* **YOUR GOAL**
Return only those lines of the material that contain "this".

[INPUT RECORDS Boundary: Start]

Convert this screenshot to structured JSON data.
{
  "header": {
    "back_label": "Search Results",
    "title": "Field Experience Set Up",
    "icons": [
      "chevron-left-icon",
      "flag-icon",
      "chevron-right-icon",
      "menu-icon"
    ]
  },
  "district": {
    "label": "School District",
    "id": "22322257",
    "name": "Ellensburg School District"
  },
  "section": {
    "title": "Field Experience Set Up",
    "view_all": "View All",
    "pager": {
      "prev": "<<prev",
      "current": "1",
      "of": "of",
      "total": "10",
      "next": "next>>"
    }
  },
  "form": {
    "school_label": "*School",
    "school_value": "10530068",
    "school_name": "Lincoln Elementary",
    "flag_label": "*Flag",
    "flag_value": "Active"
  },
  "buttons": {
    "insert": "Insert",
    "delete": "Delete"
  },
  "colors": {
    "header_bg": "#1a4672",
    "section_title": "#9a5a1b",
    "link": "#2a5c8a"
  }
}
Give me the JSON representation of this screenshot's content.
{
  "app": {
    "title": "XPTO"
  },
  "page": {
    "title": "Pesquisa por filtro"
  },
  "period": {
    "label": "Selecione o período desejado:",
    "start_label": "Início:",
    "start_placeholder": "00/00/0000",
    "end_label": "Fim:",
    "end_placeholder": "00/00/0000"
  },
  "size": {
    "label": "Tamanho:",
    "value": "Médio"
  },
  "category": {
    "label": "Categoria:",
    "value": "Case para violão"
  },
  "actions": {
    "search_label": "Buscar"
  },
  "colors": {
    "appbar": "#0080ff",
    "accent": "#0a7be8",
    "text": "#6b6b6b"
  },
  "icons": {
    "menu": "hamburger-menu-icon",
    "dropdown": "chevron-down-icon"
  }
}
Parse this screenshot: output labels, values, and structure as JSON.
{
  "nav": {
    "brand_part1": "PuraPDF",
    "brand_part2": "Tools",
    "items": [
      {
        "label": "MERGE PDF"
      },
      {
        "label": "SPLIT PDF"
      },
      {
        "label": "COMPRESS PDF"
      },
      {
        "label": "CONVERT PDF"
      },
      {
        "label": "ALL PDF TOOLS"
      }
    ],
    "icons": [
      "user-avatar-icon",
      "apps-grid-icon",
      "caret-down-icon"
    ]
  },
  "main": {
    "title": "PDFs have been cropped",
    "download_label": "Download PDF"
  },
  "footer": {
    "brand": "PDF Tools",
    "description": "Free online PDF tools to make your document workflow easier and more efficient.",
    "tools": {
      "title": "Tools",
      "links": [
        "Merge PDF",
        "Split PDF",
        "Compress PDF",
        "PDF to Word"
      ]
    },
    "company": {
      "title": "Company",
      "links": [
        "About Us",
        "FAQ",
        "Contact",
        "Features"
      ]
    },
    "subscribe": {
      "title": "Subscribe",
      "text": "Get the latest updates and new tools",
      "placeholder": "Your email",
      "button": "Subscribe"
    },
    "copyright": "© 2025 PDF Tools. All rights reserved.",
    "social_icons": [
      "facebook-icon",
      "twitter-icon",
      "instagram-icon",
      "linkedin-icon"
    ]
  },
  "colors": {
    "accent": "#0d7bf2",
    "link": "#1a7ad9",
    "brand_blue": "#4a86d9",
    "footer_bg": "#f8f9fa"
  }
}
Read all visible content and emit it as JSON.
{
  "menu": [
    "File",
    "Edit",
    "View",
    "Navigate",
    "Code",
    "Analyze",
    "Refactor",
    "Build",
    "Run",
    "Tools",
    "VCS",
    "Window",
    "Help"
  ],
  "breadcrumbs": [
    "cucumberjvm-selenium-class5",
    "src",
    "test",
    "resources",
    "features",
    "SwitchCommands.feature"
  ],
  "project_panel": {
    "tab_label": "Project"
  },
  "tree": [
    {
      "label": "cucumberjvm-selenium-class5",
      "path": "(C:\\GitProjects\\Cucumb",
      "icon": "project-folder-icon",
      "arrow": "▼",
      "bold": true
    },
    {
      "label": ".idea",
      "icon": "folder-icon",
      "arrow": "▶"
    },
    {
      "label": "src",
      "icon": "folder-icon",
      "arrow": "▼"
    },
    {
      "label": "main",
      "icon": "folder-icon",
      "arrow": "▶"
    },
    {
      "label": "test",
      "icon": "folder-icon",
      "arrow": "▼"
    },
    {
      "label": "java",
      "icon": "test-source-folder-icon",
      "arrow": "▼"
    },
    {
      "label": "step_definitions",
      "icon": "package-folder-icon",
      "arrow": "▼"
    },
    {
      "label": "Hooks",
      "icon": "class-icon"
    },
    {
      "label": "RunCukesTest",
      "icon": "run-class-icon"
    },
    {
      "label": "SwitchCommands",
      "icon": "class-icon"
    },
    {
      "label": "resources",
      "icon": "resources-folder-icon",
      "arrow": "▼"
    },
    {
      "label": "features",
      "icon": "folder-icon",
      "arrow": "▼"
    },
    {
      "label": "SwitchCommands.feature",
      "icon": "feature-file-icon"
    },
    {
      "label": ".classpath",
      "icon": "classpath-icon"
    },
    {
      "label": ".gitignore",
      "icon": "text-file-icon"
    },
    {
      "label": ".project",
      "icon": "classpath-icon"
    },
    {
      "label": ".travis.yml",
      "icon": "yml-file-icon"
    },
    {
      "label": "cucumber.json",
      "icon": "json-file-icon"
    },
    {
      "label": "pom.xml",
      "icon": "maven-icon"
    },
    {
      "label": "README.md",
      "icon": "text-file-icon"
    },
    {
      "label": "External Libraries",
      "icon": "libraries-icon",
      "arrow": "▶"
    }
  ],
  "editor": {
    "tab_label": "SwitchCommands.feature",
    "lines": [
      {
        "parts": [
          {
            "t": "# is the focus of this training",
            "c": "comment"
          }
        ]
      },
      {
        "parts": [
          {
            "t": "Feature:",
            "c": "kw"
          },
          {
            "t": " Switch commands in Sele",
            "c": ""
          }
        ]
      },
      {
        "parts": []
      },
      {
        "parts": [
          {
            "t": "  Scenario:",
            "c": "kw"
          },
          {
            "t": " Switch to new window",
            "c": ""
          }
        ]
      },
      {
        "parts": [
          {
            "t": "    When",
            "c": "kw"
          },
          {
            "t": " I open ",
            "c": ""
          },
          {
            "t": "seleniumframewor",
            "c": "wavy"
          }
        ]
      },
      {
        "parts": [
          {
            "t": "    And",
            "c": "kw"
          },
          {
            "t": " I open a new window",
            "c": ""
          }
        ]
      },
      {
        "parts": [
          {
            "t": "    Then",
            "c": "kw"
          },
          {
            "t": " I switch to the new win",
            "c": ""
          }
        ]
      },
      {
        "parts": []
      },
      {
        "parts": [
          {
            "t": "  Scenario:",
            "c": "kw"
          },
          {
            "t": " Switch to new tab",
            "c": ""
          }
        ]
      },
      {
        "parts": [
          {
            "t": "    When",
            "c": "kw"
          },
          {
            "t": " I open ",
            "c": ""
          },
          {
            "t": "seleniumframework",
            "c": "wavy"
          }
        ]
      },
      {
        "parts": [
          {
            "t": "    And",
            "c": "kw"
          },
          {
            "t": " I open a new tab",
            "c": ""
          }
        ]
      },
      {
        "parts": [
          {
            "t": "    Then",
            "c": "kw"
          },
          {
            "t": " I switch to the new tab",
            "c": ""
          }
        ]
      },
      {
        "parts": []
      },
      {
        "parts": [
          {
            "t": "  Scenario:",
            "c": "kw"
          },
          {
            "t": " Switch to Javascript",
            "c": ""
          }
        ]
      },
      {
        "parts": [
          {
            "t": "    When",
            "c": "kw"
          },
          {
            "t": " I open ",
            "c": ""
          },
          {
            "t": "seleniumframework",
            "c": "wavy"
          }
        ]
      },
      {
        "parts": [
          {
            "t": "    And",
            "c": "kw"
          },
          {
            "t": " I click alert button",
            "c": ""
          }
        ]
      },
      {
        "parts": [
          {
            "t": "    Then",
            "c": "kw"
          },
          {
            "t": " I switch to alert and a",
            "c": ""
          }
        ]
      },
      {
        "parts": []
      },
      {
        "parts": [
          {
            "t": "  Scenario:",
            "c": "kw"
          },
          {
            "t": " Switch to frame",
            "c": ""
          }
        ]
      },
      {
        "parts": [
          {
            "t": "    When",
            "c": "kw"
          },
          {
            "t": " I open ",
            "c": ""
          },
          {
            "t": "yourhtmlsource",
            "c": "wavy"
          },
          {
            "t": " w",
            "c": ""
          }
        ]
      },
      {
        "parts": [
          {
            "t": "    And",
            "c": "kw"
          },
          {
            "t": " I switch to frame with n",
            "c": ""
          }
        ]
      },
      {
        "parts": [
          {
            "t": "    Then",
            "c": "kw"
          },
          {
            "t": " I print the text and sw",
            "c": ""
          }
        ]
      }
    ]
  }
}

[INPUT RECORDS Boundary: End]

* **TASK OUTPUT**
Convert this screenshot to structured JSON data.
Give me the JSON representation of this screenshot's content.
Parse this screenshot: output labels, values, and structure as JSON.
            "t": "# is the focus of this training",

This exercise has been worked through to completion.